Besides, frequent water use on your blade and pulley area isn’t advisable as it provides a crevice for rust to creep in, better to use the good old dry-scraping method as much as you can.
3. Minor Seating Issues
I’m certainly not impressed by the seating of Cub Cadet residential mowers. For a machine with headlights, I would expect it to provide comfort considering I have to sit in it for hours. While I understand that zero-turn mowers are generally no fun to ride, I do expect a decent amount of suspension and comfort, all of which I see the shortage of at the homeowner level grades.
4. Shaky Deck Problems

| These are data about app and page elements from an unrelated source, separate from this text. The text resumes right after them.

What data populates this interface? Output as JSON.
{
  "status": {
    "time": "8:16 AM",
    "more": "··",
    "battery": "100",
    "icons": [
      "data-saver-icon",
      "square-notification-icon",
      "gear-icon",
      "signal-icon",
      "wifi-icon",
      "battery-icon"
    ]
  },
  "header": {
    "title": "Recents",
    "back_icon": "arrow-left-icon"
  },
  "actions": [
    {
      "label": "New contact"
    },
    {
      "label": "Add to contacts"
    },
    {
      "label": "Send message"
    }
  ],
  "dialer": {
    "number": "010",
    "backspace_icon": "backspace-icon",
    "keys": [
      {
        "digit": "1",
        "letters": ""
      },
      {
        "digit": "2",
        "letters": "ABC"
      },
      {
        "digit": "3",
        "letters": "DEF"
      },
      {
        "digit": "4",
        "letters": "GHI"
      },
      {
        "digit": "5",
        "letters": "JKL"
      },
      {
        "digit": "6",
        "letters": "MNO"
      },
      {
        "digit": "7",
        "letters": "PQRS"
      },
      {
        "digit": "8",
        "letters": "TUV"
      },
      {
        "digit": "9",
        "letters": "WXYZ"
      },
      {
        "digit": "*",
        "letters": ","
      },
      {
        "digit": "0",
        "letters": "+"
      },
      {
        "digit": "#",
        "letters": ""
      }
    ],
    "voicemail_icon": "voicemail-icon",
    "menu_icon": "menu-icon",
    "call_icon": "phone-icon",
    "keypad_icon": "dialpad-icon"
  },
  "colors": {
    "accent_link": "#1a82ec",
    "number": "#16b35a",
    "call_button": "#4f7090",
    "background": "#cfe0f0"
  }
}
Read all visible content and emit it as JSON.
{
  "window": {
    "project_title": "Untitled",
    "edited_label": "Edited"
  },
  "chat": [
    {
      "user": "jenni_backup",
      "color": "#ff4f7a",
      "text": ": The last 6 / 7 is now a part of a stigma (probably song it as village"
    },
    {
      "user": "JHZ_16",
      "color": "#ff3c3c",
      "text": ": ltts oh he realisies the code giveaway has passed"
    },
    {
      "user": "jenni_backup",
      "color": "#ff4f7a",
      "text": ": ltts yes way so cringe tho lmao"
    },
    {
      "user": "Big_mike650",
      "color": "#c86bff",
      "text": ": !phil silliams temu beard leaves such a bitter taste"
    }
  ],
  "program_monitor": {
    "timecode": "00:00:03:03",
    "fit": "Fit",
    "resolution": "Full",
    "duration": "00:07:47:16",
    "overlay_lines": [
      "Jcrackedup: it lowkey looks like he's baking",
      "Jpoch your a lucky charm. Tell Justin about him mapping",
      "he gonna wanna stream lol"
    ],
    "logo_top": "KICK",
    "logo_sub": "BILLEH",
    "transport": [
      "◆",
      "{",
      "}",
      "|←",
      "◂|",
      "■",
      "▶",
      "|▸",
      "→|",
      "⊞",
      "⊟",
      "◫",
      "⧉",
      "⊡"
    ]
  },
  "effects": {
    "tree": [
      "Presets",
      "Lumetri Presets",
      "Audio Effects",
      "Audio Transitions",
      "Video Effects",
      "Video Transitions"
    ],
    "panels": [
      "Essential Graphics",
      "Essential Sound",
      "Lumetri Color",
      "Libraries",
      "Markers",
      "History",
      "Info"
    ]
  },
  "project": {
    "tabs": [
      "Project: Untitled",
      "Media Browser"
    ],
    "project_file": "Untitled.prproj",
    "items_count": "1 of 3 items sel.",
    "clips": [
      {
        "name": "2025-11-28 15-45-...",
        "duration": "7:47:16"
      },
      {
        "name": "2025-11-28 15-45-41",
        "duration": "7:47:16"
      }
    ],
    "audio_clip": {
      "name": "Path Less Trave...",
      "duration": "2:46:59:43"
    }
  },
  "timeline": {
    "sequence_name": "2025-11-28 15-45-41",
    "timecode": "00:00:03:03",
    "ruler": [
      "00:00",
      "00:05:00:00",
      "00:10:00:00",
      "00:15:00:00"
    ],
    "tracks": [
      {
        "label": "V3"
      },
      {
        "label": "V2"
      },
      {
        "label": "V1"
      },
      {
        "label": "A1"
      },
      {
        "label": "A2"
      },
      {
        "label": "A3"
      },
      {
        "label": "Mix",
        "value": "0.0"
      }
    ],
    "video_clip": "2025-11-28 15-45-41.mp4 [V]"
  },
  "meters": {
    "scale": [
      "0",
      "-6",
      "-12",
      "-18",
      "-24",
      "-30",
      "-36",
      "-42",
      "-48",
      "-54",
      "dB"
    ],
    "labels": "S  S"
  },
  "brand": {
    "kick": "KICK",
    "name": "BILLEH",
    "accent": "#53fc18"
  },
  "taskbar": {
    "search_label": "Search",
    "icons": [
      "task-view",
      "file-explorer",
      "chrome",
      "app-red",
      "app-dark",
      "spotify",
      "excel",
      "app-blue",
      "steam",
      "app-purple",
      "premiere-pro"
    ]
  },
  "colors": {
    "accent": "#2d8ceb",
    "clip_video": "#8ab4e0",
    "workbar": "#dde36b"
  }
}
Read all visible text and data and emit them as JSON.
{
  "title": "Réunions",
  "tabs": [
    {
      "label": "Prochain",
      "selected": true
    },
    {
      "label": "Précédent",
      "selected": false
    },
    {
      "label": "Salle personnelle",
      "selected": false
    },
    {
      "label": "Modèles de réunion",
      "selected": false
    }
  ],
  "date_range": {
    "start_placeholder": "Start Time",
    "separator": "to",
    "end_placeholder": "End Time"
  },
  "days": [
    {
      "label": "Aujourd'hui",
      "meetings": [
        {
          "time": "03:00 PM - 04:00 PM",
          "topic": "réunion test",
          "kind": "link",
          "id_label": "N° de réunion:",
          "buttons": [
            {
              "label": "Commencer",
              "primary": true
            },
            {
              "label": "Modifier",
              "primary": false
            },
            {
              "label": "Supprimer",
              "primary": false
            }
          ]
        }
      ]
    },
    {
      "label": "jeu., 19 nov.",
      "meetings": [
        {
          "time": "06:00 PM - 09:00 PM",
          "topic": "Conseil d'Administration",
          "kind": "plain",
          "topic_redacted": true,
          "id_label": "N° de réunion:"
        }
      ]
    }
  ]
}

While the continuous frame allows for more durability, sometimes the decks are mounted loosely, so much so that you couldn’t rest a foot on it. I’ve encountered this problem on the Ultima ZT1. This isn’t a common situation and is not witnessed on every ZTR the company assembles and distributes. However, it’s mostly seen in the lower-end models whereas such a problem should not exist.
Frequently Asked Questions About Cub Cadet Zero-Turn Mowers
- How many Cub Cadet zero-turn models are there?
There are over 65 models; some models are currently not in production and the company has maintained constant reinvention since the late 90s.
- How much maintenance do Cub Cadet zero-turns need?
In as much as the possibility of purchasing a faulty machine exists, the level of supervision is average. Aside from the basic maintenance a zero-turn mower requires, I find that Cub Cadets are pretty independent machines with a fairly rigid build and futuristic design.
- How long do Cub Cadet zero-turn mowers last?
This would depend on the models; entry-level prototypes will last a maximum of 8 years, high-ends will last 13 years, and the commercial grade models 15 years max– all under the appropriate conditions and maintenance.
- Where are Cub Cadet zero-turn mowers manufactured?
Cub Cadet ZTRs are manufactured in America; Ohio, Mississippi, and Tennessee.
- Are there other alternatives similar to Cub Cadet ZTRs?
I find the Toro zero-turn mowers to be comparable to Cub Cadets; they are priced and offer user-friendly attributes similarly. Otherwise, you can go for Ariens ZTR if you are looking for comfort, effective maneuverability, speed, and an aesthetically pleasing lawn.